(emphases my own)
One of the most-cited arguments made by opponents of Obamacare is that the law is bad for business. The Affordable Care Act requires that companies with more than 50 full-time workers provide health insurance and the law’s critics have faulted this provision for accelerating a trend of businesses scaling back hours and eliminating full-time jobs in favor of part-time positions. Writing in the Detroit News in September, Republican Rep. Mike Rogers said the health care law had caused an “unsettling trend of a permanent part-time workforce.” CNBC’s Maria Bartiromo said as recently as Sunday the health care law was transforming the U.S. into a “part-time employment country.”
The problem with this line of thought was that there wasn’t any good evidence to support it. And a new federal jobs report released Tuesday shows that Obamacare’s effect on employment is not what its critics have claimed.
After an uptick in part-time work earlier this year, which Republicans seized on to attack the law, the new jobs report shows that, for the second straight month, the number of part-time jobs reported by the Bureau of Labor Statistics fell. In September, 691,000 full-time jobs were added to the economy while 594,000 part-time jobs went away. The average workweek remained about 35 hours. Plus, as Ben Casselman points out in the Wall Street Journal, part-time employees were actually working more hours in recent months, and because of differences in the way the Bureau of Labor Statistics and the ACA define “part-time,” there’s no evidence the law has had any impact on part-time employment over the past year. Part-time employment nationwide is higher than before the recession started in 2008, but that trend began before Obamacare became law in 2010. In addition, the health care law’s requirement that employers provide health insurance to full-time workers, doesn’t even begin until 2015.
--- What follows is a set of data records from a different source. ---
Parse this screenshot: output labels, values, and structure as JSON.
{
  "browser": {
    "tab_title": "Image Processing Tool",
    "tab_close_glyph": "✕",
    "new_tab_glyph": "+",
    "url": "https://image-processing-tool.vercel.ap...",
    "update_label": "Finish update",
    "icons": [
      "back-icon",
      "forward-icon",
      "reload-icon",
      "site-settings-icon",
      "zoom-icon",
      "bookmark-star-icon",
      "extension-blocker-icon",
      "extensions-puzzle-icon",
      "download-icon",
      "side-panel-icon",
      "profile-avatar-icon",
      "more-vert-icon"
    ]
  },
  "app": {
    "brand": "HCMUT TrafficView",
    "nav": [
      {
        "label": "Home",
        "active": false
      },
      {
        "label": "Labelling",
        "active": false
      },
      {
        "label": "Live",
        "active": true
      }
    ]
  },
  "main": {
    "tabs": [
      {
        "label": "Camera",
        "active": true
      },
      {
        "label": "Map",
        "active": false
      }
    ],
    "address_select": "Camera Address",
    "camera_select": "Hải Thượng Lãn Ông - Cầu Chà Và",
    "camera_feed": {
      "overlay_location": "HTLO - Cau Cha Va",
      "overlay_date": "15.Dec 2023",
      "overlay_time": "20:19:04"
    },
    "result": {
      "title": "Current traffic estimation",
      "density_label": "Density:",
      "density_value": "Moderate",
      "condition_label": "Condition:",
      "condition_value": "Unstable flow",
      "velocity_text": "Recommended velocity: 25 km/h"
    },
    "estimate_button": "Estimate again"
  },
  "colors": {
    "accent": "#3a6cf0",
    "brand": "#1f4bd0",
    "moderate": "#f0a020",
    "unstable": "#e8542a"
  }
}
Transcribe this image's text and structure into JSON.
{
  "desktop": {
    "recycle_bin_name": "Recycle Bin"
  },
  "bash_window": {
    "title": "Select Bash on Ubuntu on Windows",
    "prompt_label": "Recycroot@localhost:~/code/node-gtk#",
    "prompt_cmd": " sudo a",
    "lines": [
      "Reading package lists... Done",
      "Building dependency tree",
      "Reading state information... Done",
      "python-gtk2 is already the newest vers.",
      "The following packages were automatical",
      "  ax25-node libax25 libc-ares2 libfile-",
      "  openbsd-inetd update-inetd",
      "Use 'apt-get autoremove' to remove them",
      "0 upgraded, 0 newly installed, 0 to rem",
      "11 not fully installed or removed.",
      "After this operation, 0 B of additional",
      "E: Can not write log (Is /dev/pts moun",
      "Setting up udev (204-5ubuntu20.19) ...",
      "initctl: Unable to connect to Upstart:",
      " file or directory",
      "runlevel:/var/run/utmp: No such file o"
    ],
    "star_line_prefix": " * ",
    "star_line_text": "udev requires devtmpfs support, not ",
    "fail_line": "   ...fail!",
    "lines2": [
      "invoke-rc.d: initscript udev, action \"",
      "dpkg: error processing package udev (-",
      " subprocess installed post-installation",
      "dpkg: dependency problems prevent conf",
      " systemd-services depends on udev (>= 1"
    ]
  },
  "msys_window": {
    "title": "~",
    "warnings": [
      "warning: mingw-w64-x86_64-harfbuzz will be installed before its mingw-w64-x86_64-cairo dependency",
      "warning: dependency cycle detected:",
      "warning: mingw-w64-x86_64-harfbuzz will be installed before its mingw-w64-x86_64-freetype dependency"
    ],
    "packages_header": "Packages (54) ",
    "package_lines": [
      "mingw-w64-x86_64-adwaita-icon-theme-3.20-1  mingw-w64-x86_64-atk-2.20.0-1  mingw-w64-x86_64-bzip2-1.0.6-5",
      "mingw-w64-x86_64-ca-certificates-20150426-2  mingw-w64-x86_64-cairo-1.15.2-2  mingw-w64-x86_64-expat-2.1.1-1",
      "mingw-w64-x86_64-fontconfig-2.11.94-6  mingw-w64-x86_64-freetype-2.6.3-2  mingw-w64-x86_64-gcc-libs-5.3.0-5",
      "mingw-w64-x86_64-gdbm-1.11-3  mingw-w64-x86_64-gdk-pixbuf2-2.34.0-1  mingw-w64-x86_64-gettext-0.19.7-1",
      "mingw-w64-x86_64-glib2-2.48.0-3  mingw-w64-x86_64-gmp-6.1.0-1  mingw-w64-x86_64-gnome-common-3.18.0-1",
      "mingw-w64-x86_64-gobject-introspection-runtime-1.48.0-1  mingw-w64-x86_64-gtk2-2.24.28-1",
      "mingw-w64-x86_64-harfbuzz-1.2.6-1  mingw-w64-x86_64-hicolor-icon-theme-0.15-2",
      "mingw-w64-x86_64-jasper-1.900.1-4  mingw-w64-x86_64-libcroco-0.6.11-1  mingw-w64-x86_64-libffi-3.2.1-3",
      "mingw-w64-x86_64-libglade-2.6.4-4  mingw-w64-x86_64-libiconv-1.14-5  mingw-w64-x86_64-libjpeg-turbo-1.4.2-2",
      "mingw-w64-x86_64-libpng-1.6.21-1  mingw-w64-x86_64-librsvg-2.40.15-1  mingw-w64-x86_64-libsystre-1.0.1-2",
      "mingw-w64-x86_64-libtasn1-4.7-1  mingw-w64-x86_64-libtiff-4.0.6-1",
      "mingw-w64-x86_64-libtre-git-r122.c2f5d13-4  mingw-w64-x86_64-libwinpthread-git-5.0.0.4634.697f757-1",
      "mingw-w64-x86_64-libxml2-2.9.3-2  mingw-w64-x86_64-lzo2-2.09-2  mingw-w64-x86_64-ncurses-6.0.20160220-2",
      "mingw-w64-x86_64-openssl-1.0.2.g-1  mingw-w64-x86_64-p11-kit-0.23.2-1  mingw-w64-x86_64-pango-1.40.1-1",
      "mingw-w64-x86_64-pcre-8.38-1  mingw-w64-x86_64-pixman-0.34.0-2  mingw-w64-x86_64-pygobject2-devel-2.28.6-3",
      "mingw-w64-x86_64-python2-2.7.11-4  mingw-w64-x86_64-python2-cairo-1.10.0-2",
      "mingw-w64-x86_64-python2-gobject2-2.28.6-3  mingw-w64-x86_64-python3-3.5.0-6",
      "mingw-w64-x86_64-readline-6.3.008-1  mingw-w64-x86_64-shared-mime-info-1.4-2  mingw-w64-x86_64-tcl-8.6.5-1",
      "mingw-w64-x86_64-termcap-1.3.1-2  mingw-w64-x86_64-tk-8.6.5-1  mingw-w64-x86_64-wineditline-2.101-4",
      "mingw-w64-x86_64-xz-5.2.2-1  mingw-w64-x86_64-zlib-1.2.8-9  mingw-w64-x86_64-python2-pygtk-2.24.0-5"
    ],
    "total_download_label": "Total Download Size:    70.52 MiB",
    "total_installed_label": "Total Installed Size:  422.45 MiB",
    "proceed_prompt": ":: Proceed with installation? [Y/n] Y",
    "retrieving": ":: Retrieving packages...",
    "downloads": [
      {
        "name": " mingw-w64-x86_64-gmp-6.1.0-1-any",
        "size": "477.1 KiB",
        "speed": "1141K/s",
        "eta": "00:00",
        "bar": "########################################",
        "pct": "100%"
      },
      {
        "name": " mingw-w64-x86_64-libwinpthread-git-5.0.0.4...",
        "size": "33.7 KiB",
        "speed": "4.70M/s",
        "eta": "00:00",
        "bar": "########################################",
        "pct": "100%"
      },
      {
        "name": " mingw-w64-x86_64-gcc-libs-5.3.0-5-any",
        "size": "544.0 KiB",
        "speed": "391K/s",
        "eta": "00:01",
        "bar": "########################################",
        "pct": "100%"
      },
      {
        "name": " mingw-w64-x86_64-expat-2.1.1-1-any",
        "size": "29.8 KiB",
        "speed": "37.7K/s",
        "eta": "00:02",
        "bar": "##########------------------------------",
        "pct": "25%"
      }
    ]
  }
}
Writing in Business Insider in July, investment banker Daniel Alpert noted that the growth of part-time jobs has happened in sectors where most work is already part-time, as opposed to rising in sectors where it has traditionally been full-time. Alpert concluded:
Anecdotal Obamacare-scare stories abound, but they seem pretty specious at best….There is no empirical evidence that hiring practices relate to concerns over benefits, and a heck of a lot of evidence that the people being hired for new jobs are earning less than workers already employed and that the jobs that a significant proportion of jobs being created are not full time because of the sectors they are in. If the Obamacare hiring meme were accurate, the tendency game the law would be to game the system by hiring people to work just under the 30 hour “full time” cut off under the act. But that does not appear to be the case either.
Posted by Bill USA | Tue Feb 18, 2014, 04:51 PM (0 replies)